L. H. Morgan saw the rise of civilization as the movement away from collectivism in favor of greater and greater autonomy and competition.  Darwin, on the other hand, saw competition as the primitive root leading to the 'higher' animal. 'From the war of nature, the higher animal directly follows...' he said.  Kropotkin tried to tone him down with the benefits of Mutual Aid, but never got a response from the great man.  It's still in print, but clearly not as popular as Darwin's war of nature bit.

But is any of this going to help me with my little conundrum? What am I really scared of right now? That once we're each dependent on each other that the whole thing will fall apart? That it leads to a slippery slope of elder care (or equivalent) of the till-death-do-us-part variety? Am I scared that I might like it? That I might end up with the loopy lab? That she might end up with the house?  Wait, wait! That's not collectivism—that's marriage.

So why is the American public so gung-ho about the Defense of Marriage Act but downright freaked about the provision of services like health care to the larger community?  Whereas, I feel just the opposite. Collectivism, I'm for it. Marriage, not so much.

And sharing a Costco membership?

I'll think about it.


  1. Relationships are tough when you are standing or sitting. Prone and supine are easier.

  2. For that there is good evidence.

  3. I love you in all your poses. Now would you please take my Costco card, stream my Netflix, and get your damned New York Times subscription straightened out already?

  4. Amazing how little I've changed since writing this piece. I feel exactly the same about the struggle between these two polar notions.

    So. In principle, yes, I'm happy to comply. In practice, no, I think I'd rather die.
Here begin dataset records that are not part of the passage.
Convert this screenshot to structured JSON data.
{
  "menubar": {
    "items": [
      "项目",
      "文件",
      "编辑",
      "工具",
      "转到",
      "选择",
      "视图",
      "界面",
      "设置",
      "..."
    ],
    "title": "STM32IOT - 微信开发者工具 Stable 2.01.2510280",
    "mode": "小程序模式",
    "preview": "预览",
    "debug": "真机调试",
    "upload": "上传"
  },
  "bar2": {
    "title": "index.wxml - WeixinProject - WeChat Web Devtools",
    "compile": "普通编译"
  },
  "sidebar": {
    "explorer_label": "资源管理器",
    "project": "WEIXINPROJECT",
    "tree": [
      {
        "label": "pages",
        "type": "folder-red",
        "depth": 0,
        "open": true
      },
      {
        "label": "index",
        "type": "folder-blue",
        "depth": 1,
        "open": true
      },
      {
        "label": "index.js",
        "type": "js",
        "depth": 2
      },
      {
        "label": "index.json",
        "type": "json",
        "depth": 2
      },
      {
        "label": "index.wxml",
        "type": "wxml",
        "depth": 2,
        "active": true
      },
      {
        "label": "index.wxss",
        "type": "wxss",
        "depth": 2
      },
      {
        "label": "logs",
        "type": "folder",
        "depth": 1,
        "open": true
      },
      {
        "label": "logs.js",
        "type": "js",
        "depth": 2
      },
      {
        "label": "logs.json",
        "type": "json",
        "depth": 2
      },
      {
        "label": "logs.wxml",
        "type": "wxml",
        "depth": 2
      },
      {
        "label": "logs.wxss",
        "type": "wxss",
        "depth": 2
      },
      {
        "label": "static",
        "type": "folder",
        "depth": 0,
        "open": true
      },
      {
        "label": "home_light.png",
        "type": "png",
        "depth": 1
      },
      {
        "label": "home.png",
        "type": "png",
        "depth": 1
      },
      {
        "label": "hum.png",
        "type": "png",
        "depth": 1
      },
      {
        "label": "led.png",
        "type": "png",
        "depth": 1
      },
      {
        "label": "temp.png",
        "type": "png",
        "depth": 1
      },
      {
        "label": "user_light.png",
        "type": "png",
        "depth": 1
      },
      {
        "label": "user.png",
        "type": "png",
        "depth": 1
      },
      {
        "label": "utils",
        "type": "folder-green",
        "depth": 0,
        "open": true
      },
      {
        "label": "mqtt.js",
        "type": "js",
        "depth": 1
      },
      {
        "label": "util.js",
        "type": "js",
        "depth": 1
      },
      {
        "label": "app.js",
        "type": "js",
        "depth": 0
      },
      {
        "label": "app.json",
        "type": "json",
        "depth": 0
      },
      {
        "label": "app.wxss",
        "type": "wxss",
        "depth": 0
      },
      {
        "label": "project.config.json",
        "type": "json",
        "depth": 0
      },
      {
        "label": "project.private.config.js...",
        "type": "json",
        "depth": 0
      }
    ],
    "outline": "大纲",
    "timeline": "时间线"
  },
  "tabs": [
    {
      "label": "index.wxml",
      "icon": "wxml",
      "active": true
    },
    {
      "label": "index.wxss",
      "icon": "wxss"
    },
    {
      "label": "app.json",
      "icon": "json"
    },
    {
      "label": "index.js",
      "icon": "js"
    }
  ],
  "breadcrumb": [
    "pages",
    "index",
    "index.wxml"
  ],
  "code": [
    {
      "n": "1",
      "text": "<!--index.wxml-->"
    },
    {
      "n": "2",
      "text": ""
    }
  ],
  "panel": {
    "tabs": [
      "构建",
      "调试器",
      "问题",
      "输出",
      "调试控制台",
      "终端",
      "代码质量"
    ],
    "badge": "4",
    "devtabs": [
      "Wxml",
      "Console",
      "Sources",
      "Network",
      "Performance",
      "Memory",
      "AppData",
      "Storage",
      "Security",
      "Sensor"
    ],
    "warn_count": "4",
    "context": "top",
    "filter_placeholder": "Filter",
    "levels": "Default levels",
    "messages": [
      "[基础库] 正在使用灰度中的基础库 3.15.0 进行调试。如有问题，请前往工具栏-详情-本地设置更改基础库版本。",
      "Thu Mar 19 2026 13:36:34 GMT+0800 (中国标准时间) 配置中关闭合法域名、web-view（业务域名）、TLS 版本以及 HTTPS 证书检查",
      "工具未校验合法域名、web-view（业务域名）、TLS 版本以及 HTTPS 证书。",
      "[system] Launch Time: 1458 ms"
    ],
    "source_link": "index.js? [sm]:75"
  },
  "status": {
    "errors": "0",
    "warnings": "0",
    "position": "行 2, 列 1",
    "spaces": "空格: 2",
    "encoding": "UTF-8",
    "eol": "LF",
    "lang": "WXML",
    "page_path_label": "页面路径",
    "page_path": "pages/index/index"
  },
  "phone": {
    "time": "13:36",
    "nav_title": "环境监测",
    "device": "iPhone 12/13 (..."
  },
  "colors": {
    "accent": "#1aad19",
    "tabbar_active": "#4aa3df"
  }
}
    Sorry. It just came out that way. Probably doesn't mean a thing.

    1. It's the slippery slope that concerns me. Costco Card today. Maybeck Studio mortgage tomorrow!